“We don’t play this often,” he remarked. I recognised immediately the sombre strains of Barnyard Story, which I was about to hear played live, four decades in the waiting. Roland Clare’s liner notes to the Live at Ledreborg CD offer some insightful comments from Gary himself about the repertoire, and how best to draw from it.
‘“A lot of Procol stuff is darkness,” he acknowledges. “We have a few slow
sunset songs; it’s harder to get the atmosphere of slow ones across – unless
it’s a Procol-friendly crowd.”’ Having judged the Boston audience to be
“Procol-friendly,” even though most people were there to hear Jethro Tull,
Gary’s instinct led him to deliver as dark but beautiful a song as ever was
written, right up there in my estimation with Henry Purcell’s finale to Dido
“Chicken in the farmyard, there’s an oven in your bin,” he sighed. “You are growing old with sorrow; you are growing fat with sin.” Midway through, Geoff strummed a funereal march, after which came the plaintive cry “Maybe death will be my cure,” the Procol Harum lyric echoing Purcell’s imagery of the grim reaper at times being hailed as “a welcome guest”: ‘When I am laid in earth, may my wrongs create / No trouble in thy breast. / Remember me, but forget my fate.’
Having ploughed a reflective furrow, Gary decided to stay put, offering next a heart-breaking rendition of A Salty Dog, during which I drifted back to the shores of my youth. The roll of Geoff Dunn’s drums was like the swell of the sea, furnishing nostalgic momentum. A rollicking Conquistador, featuring some stellar playing by organist Josh Phillips, led almost instantly into A Whiter Shade of Pale, with Geoff cupping his ear to prompt the crowd in calling out for more. It did, but to no avail.

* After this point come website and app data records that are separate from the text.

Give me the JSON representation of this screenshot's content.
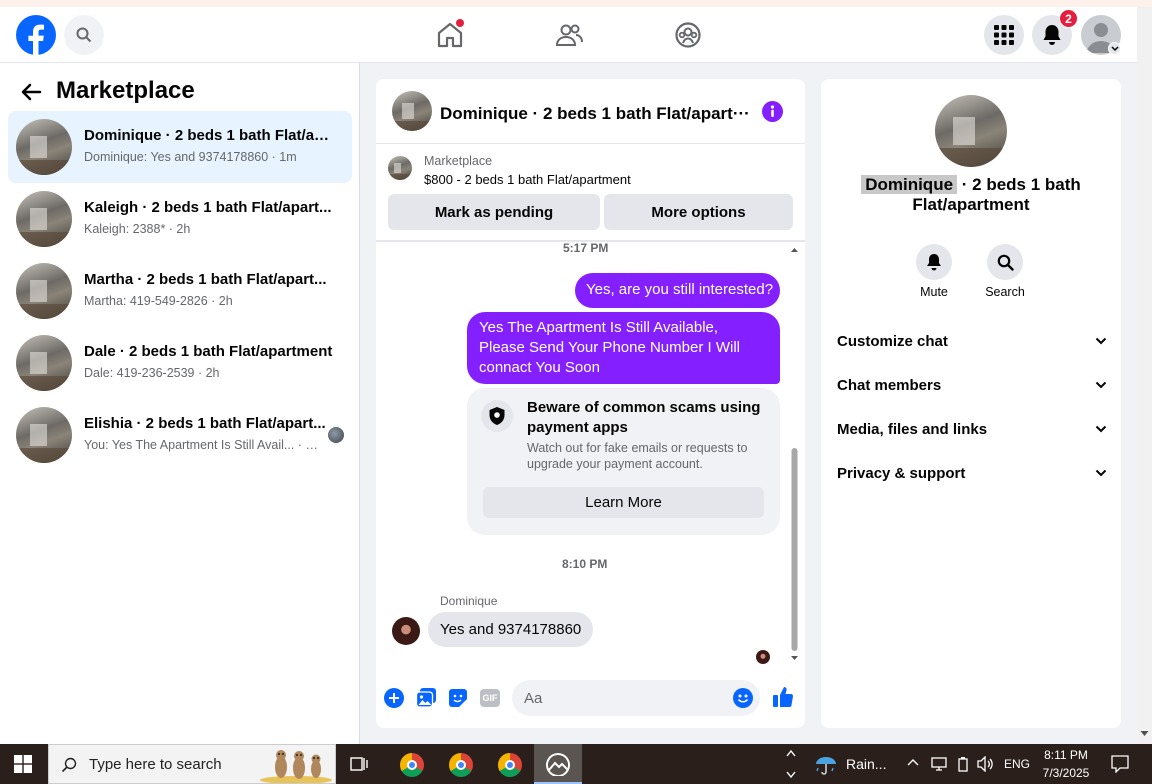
{
  "header": {
    "logo": "facebook-logo",
    "notification_count": "2",
    "nav_icons": [
      "home-icon",
      "friends-icon",
      "groups-icon"
    ]
  },
  "sidebar": {
    "title": "Marketplace",
    "conversations": [
      {
        "title": "Dominique · 2 beds 1 bath Flat/ap...",
        "subtitle": "Dominique: Yes and 9374178860 · 1m",
        "active": true
      },
      {
        "title": "Kaleigh · 2 beds 1 bath Flat/apart...",
        "subtitle": "Kaleigh: 2388* · 2h",
        "active": false
      },
      {
        "title": "Martha · 2 beds 1 bath Flat/apart...",
        "subtitle": "Martha: 419-549-2826 · 2h",
        "active": false
      },
      {
        "title": "Dale · 2 beds 1 bath Flat/apartment",
        "subtitle": "Dale: 419-236-2539 · 2h",
        "active": false
      },
      {
        "title": "Elishia · 2 beds 1 bath Flat/apart...",
        "subtitle": "You: Yes The Apartment Is Still Avail... · 2h",
        "active": false
      }
    ]
  },
  "chat": {
    "title": "Dominique · 2 beds 1 bath Flat/apart···",
    "listing_source": "Marketplace",
    "listing_name": "$800 - 2 beds 1 bath Flat/apartment",
    "mark_pending": "Mark as pending",
    "more_options": "More options",
    "time1": "5:17 PM",
    "msg_out1": "Yes, are you still interested?",
    "msg_out2": "Yes The Apartment Is Still Available, Please Send Your Phone Number I Will connact You Soon",
    "warning_title": "Beware of common scams using payment apps",
    "warning_body": "Watch out for fake emails or requests to upgrade your payment account.",
    "learn_more": "Learn More",
    "time2": "8:10 PM",
    "sender_name": "Dominique",
    "msg_in": "Yes and 9374178860",
    "composer_placeholder": "Aa",
    "brand_purple": "#8420ff",
    "brand_blue": "#0866ff"
  },
  "info": {
    "name_highlight": "Dominique",
    "name_rest": " · 2 beds 1 bath",
    "name_line2": "Flat/apartment",
    "mute_label": "Mute",
    "search_label": "Search",
    "sections": [
      "Customize chat",
      "Chat members",
      "Media, files and links",
      "Privacy & support"
    ]
  },
  "taskbar": {
    "search_placeholder": "Type here to search",
    "weather": "Rain...",
    "language": "ENG",
    "time": "8:11 PM",
    "date": "7/3/2025"
  }
}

“Always been a good town for Procol Harum, has Boston,” Gary responded as the band lined up to sustained applause, “despite that business about the tea.” Spoken like a proud, mindful member of the Order of the British Empire.